------ SUPPLIED MATERIAL ------

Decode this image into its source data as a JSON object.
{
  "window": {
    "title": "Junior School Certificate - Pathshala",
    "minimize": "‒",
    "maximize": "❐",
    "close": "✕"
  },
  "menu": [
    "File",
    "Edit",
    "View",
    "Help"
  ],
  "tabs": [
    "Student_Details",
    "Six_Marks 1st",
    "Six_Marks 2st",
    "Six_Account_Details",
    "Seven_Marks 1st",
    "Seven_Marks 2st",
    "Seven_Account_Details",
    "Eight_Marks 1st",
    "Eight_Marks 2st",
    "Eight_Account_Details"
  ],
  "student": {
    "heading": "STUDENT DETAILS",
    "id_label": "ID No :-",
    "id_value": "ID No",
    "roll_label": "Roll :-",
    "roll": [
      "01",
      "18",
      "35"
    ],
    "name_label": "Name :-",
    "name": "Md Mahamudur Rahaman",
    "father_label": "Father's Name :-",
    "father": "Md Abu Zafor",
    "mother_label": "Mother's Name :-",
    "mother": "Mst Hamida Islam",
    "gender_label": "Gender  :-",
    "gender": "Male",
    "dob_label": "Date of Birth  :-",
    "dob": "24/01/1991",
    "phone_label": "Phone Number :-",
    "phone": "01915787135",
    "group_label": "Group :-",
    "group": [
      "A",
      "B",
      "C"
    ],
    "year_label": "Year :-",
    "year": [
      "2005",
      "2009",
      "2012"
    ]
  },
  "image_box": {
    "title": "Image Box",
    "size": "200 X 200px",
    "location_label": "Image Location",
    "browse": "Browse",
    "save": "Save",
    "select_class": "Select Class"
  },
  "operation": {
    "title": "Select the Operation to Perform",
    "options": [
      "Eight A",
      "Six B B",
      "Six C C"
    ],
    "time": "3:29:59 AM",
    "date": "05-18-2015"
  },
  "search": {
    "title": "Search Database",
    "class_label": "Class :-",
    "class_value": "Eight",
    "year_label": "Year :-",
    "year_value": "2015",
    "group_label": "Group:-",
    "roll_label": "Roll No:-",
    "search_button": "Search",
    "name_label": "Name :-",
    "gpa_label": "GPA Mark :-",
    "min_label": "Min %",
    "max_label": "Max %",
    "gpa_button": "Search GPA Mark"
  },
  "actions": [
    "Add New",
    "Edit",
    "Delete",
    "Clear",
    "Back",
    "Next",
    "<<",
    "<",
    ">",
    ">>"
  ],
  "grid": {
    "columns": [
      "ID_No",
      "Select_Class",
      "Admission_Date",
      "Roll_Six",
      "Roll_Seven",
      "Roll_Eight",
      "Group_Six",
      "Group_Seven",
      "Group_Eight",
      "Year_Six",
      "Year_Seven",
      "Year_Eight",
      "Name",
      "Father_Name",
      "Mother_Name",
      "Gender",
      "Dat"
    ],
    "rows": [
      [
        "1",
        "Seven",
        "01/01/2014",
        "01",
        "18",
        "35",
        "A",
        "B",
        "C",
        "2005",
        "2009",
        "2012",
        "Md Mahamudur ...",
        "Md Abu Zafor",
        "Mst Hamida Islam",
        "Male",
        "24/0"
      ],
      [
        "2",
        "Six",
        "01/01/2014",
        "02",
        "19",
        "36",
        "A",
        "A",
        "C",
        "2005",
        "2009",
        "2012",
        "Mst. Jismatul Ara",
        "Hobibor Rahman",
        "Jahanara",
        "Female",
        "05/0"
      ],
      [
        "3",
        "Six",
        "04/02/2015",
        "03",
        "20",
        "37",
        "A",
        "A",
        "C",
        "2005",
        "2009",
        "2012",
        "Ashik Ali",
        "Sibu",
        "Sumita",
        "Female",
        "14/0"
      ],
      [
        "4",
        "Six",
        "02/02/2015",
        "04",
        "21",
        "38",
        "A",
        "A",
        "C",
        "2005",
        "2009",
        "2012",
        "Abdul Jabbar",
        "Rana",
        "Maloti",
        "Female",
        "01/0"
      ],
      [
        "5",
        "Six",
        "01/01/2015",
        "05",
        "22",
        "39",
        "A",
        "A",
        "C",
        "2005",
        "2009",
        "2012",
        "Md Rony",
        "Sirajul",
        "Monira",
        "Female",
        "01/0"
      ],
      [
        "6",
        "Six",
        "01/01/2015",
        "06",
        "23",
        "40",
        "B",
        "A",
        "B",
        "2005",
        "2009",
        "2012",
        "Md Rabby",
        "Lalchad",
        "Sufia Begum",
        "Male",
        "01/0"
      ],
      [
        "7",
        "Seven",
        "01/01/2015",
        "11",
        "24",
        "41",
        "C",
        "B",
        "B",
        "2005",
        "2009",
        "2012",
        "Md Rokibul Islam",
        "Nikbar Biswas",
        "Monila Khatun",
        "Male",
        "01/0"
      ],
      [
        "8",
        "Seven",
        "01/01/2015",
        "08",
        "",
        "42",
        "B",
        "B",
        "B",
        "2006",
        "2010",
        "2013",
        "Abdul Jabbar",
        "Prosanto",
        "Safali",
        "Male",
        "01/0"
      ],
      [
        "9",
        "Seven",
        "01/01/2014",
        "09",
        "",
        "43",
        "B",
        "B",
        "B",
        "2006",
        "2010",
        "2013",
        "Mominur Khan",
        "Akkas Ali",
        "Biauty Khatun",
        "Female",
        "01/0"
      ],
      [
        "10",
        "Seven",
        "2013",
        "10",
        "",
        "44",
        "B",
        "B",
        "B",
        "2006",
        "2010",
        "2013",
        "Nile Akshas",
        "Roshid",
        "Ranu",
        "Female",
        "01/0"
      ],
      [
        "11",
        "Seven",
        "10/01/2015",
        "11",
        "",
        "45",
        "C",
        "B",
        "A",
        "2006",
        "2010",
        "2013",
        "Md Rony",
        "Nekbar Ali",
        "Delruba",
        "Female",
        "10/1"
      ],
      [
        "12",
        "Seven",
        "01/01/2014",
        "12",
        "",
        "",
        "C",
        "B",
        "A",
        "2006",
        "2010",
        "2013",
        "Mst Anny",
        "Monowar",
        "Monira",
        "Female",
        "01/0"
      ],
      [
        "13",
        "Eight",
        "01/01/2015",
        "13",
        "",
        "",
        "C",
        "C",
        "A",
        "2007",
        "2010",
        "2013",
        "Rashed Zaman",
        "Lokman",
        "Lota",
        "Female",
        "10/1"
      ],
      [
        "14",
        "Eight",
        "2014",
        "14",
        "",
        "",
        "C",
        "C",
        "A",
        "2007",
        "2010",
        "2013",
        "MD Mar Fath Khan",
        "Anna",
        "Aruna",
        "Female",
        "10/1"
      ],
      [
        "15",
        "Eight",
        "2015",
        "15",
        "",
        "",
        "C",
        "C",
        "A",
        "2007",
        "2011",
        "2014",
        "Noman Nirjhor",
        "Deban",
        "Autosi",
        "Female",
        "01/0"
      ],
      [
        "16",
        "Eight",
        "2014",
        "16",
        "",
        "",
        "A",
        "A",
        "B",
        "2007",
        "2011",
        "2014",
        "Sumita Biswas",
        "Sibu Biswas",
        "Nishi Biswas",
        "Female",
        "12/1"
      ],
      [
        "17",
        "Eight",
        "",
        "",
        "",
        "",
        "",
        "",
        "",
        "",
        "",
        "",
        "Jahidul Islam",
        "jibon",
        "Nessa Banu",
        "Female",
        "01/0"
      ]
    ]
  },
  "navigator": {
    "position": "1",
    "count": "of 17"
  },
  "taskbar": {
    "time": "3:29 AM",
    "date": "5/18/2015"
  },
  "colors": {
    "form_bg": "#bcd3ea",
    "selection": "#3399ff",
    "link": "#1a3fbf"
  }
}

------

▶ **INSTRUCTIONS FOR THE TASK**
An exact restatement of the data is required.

▶ **PROBLEM SOLUTION**
Decode this image into its source data as a JSON object.
{
  "window": {
    "title": "Junior School Certificate - Pathshala",
    "minimize": "‒",
    "maximize": "❐",
    "close": "✕"
  },
  "menu": [
    "File",
    "Edit",
    "View",
    "Help"
  ],
  "tabs": [
    "Student_Details",
    "Six_Marks 1st",
    "Six_Marks 2st",
    "Six_Account_Details",
    "Seven_Marks 1st",
    "Seven_Marks 2st",
    "Seven_Account_Details",
    "Eight_Marks 1st",
    "Eight_Marks 2st",
    "Eight_Account_Details"
  ],
  "student": {
    "heading": "STUDENT DETAILS",
    "id_label": "ID No :-",
    "id_value": "ID No",
    "roll_label": "Roll :-",
    "roll": [
      "01",
      "18",
      "35"
    ],
    "name_label": "Name :-",
    "name": "Md Mahamudur Rahaman",
    "father_label": "Father's Name :-",
    "father": "Md Abu Zafor",
    "mother_label": "Mother's Name :-",
    "mother": "Mst Hamida Islam",
    "gender_label": "Gender  :-",
    "gender": "Male",
    "dob_label": "Date of Birth  :-",
    "dob": "24/01/1991",
    "phone_label": "Phone Number :-",
    "phone": "01915787135",
    "group_label": "Group :-",
    "group": [
      "A",
      "B",
      "C"
    ],
    "year_label": "Year :-",
    "year": [
      "2005",
      "2009",
      "2012"
    ]
  },
  "image_box": {
    "title": "Image Box",
    "size": "200 X 200px",
    "location_label": "Image Location",
    "browse": "Browse",
    "save": "Save",
    "select_class": "Select Class"
  },
  "operation": {
    "title": "Select the Operation to Perform",
    "options": [
      "Eight A",
      "Six B B",
      "Six C C"
    ],
    "time": "3:29:59 AM",
    "date": "05-18-2015"
  },
  "search": {
    "title": "Search Database",
    "class_label": "Class :-",
    "class_value": "Eight",
    "year_label": "Year :-",
    "year_value": "2015",
    "group_label": "Group:-",
    "roll_label": "Roll No:-",
    "search_button": "Search",
    "name_label": "Name :-",
    "gpa_label": "GPA Mark :-",
    "min_label": "Min %",
    "max_label": "Max %",
    "gpa_button": "Search GPA Mark"
  },
  "actions": [
    "Add New",
    "Edit",
    "Delete",
    "Clear",
    "Back",
    "Next",
    "<<",
    "<",
    ">",
    ">>"
  ],
  "grid": {
    "columns": [
      "ID_No",
      "Select_Class",
      "Admission_Date",
      "Roll_Six",
      "Roll_Seven",
      "Roll_Eight",
      "Group_Six",
      "Group_Seven",
      "Group_Eight",
      "Year_Six",
      "Year_Seven",
      "Year_Eight",
      "Name",
      "Father_Name",
      "Mother_Name",
      "Gender",
      "Dat"
    ],
    "rows": [
      [
        "1",
        "Seven",
        "01/01/2014",
        "01",
        "18",
        "35",
        "A",
        "B",
        "C",
        "2005",
        "2009",
        "2012",
        "Md Mahamudur ...",
        "Md Abu Zafor",
        "Mst Hamida Islam",
        "Male",
        "24/0"
      ],
      [
        "2",
        "Six",
        "01/01/2014",
        "02",
        "19",
        "36",
        "A",
        "A",
        "C",
        "2005",
        "2009",
        "2012",
        "Mst. Jismatul Ara",
        "Hobibor Rahman",
        "Jahanara",
        "Female",
        "05/0"
      ],
      [
        "3",
        "Six",
        "04/02/2015",
        "03",
        "20",
        "37",
        "A",
        "A",
        "C",
        "2005",
        "2009",
        "2012",
        "Ashik Ali",
        "Sibu",
        "Sumita",
        "Female",
        "14/0"
      ],
      [
        "4",
        "Six",
        "02/02/2015",
        "04",
        "21",
        "38",
        "A",
        "A",
        "C",
        "2005",
        "2009",
        "2012",
        "Abdul Jabbar",
        "Rana",
        "Maloti",
        "Female",
        "01/0"
      ],
      [
        "5",
        "Six",
        "01/01/2015",
        "05",
        "22",
        "39",
        "A",
        "A",
        "C",
        "2005",
        "2009",
        "2012",
        "Md Rony",
        "Sirajul",
        "Monira",
        "Female",
        "01/0"
      ],
      [
        "6",
        "Six",
        "01/01/2015",
        "06",
        "23",
        "40",
        "B",
        "A",
        "B",
        "2005",
        "2009",
        "2012",
        "Md Rabby",
        "Lalchad",
        "Sufia Begum",
        "Male",
        "01/0"
      ],
      [
        "7",
        "Seven",
        "01/01/2015",
        "11",
        "24",
        "41",
        "C",
        "B",
        "B",
        "2005",
        "2009",
        "2012",
        "Md Rokibul Islam",
        "Nikbar Biswas",
        "Monila Khatun",
        "Male",
        "01/0"
      ],
      [
        "8",
        "Seven",
        "01/01/2015",
        "08",
        "",
        "42",
        "B",
        "B",
        "B",
        "2006",
        "2010",
        "2013",
        "Abdul Jabbar",
        "Prosanto",
        "Safali",
        "Male",
        "01/0"
      ],
      [
        "9",
        "Seven",
        "01/01/2014",
        "09",
        "",
        "43",
        "B",
        "B",
        "B",
        "2006",
        "2010",
        "2013",
        "Mominur Khan",
        "Akkas Ali",
        "Biauty Khatun",
        "Female",
        "01/0"
      ],
      [
        "10",
        "Seven",
        "2013",
        "10",
        "",
        "44",
        "B",
        "B",
        "B",
        "2006",
        "2010",
        "2013",
        "Nile Akshas",
        "Roshid",
        "Ranu",
        "Female",
        "01/0"
      ],
      [
        "11",
        "Seven",
        "10/01/2015",
        "11",
        "",
        "45",
        "C",
        "B",
        "A",
        "2006",
        "2010",
        "2013",
        "Md Rony",
        "Nekbar Ali",
        "Delruba",
        "Female",
        "10/1"
      ],
      [
        "12",
        "Seven",
        "01/01/2014",
        "12",
        "",
        "",
        "C",
        "B",
        "A",
        "2006",
        "2010",
        "2013",
        "Mst Anny",
        "Monowar",
        "Monira",
        "Female",
        "01/0"
      ],
      [
        "13",
        "Eight",
        "01/01/2015",
        "13",
        "",
        "",
        "C",
        "C",
        "A",
        "2007",
        "2010",
        "2013",
        "Rashed Zaman",
        "Lokman",
        "Lota",
        "Female",
        "10/1"
      ],
      [
        "14",
        "Eight",
        "2014",
        "14",
        "",
        "",
        "C",
        "C",
        "A",
        "2007",
        "2010",
        "2013",
        "MD Mar Fath Khan",
        "Anna",
        "Aruna",
        "Female",
        "10/1"
      ],
      [
        "15",
        "Eight",
        "2015",
        "15",
        "",
        "",
        "C",
        "C",
        "A",
        "2007",
        "2011",
        "2014",
        "Noman Nirjhor",
        "Deban",
        "Autosi",
        "Female",
        "01/0"
      ],
      [
        "16",
        "Eight",
        "2014",
        "16",
        "",
        "",
        "A",
        "A",
        "B",
        "2007",
        "2011",
        "2014",
        "Sumita Biswas",
        "Sibu Biswas",
        "Nishi Biswas",
        "Female",
        "12/1"
      ],
      [
        "17",
        "Eight",
        "",
        "",
        "",
        "",
        "",
        "",
        "",
        "",
        "",
        "",
        "Jahidul Islam",
        "jibon",
        "Nessa Banu",
        "Female",
        "01/0"
      ]
    ]
  },
  "navigator": {
    "position": "1",
    "count": "of 17"
  },
  "taskbar": {
    "time": "3:29 AM",
    "date": "5/18/2015"
  },
  "colors": {
    "form_bg": "#bcd3ea",
    "selection": "#3399ff",
    "link": "#1a3fbf"
  }
}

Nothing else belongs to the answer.